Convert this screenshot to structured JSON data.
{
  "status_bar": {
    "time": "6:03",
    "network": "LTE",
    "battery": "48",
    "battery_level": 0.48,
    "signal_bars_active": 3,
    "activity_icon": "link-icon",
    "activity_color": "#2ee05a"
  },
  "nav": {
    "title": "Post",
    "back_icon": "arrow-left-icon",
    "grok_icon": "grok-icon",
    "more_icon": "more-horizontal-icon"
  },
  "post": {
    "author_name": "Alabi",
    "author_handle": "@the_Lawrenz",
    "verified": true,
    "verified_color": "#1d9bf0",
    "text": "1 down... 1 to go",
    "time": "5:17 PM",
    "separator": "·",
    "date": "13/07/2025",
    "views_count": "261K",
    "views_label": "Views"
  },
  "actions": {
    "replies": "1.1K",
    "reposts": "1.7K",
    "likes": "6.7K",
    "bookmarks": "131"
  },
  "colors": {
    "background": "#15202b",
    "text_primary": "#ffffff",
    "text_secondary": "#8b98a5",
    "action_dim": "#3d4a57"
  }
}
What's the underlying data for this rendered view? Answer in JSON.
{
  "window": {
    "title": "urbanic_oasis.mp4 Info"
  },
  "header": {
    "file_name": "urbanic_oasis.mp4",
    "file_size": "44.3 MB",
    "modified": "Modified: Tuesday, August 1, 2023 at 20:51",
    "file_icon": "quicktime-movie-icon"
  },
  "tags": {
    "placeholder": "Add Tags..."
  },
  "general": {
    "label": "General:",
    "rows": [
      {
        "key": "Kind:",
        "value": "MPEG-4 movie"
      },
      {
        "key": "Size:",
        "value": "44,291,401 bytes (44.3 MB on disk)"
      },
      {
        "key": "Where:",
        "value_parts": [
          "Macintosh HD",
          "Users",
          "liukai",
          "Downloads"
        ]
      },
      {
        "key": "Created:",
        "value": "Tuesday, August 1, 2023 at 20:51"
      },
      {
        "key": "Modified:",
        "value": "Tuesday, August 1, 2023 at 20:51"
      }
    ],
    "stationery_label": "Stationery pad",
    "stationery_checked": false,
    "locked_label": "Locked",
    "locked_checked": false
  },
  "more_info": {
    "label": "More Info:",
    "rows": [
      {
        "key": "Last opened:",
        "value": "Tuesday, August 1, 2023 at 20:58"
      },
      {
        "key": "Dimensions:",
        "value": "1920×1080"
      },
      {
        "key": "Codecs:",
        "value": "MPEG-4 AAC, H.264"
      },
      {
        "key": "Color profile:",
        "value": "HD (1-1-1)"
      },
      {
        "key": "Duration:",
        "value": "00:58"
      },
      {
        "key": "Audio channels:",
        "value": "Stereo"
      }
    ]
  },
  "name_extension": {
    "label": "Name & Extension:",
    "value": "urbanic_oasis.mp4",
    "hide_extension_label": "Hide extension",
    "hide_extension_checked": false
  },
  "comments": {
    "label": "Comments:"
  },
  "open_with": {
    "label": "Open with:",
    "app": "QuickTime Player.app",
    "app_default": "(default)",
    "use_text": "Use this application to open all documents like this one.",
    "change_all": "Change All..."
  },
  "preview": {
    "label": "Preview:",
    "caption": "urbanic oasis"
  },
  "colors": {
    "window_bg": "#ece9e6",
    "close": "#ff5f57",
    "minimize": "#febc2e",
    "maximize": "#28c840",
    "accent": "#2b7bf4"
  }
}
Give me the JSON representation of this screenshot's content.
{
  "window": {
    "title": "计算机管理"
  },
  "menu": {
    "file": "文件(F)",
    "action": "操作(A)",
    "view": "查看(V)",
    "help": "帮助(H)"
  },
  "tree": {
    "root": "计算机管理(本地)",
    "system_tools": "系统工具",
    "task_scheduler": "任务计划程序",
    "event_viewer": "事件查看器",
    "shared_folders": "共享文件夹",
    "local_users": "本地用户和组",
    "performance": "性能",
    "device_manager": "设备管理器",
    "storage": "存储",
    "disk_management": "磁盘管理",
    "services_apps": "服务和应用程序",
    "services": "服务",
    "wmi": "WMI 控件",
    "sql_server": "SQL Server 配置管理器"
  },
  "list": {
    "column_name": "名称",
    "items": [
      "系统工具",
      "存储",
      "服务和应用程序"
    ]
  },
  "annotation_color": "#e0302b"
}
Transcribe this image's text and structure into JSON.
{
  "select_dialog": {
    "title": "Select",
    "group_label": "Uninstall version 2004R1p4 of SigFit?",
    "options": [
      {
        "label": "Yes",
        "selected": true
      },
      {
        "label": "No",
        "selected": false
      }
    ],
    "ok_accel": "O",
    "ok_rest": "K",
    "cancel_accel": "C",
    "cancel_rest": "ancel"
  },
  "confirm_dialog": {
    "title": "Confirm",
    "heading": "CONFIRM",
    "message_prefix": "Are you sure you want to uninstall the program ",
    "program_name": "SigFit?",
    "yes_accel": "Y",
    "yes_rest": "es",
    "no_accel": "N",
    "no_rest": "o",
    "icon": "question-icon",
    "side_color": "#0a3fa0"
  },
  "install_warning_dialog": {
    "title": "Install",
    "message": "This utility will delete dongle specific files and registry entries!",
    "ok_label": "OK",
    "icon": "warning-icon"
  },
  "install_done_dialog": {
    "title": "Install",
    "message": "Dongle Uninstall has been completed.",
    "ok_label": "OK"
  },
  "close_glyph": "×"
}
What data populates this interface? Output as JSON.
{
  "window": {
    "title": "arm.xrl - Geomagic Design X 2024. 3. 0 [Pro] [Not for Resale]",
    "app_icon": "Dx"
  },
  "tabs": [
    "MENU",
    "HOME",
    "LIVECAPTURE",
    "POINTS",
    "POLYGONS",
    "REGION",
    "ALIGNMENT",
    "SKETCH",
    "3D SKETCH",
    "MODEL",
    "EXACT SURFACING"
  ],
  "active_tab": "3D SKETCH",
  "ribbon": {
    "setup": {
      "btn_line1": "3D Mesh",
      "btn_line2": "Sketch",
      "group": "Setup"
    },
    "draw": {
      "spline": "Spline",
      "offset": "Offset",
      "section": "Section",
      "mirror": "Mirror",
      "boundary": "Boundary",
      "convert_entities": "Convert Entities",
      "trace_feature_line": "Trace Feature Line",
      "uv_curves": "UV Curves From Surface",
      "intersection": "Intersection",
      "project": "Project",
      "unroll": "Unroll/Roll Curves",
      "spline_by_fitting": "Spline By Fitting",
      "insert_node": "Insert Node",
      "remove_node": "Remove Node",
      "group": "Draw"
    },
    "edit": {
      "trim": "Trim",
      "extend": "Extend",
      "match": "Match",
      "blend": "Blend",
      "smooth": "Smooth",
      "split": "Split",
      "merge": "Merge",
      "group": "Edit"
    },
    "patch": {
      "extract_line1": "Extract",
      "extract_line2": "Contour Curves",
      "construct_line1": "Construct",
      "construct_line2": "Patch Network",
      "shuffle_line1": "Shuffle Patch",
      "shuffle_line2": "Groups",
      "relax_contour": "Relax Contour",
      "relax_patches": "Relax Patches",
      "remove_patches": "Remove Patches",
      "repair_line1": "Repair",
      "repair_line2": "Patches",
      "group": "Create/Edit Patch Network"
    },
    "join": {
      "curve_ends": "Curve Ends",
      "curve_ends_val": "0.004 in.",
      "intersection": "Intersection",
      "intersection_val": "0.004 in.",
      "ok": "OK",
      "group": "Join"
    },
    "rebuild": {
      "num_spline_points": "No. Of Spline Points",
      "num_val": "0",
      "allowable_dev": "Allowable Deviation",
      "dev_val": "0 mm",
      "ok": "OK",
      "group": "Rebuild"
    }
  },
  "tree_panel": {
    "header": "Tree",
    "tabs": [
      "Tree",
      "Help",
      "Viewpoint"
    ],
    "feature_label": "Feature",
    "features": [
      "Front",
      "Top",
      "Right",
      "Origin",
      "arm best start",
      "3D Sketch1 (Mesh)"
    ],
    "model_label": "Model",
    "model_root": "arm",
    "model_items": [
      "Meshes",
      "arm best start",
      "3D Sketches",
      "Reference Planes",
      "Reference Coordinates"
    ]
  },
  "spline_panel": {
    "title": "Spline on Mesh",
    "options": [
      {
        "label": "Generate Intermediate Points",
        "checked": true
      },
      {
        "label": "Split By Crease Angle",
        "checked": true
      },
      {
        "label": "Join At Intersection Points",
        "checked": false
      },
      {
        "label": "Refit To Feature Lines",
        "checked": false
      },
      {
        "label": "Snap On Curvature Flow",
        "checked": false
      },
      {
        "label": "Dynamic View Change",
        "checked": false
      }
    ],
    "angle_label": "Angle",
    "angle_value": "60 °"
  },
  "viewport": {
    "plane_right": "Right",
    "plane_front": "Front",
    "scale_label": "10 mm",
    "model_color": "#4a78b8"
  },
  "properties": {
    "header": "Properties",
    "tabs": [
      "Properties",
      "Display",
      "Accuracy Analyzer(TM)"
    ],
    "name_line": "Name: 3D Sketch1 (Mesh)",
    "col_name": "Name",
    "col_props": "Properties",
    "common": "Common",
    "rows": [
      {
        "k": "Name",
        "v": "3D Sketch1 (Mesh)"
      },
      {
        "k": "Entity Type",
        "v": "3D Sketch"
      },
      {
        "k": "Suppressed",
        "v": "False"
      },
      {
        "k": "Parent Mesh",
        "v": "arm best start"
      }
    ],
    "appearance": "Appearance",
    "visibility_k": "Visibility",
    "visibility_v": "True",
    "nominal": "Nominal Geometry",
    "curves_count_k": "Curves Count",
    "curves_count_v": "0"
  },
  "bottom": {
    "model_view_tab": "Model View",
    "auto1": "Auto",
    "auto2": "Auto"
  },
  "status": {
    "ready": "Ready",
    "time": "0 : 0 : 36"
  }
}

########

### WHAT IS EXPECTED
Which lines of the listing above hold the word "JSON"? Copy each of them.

### SOLUTION FOR THIS EXERCISE
Convert this screenshot to structured JSON data.
What's the underlying data for this rendered view? Answer in JSON.
Give me the JSON representation of this screenshot's content.
Transcribe this image's text and structure into JSON.
What data populates this interface? Output as JSON.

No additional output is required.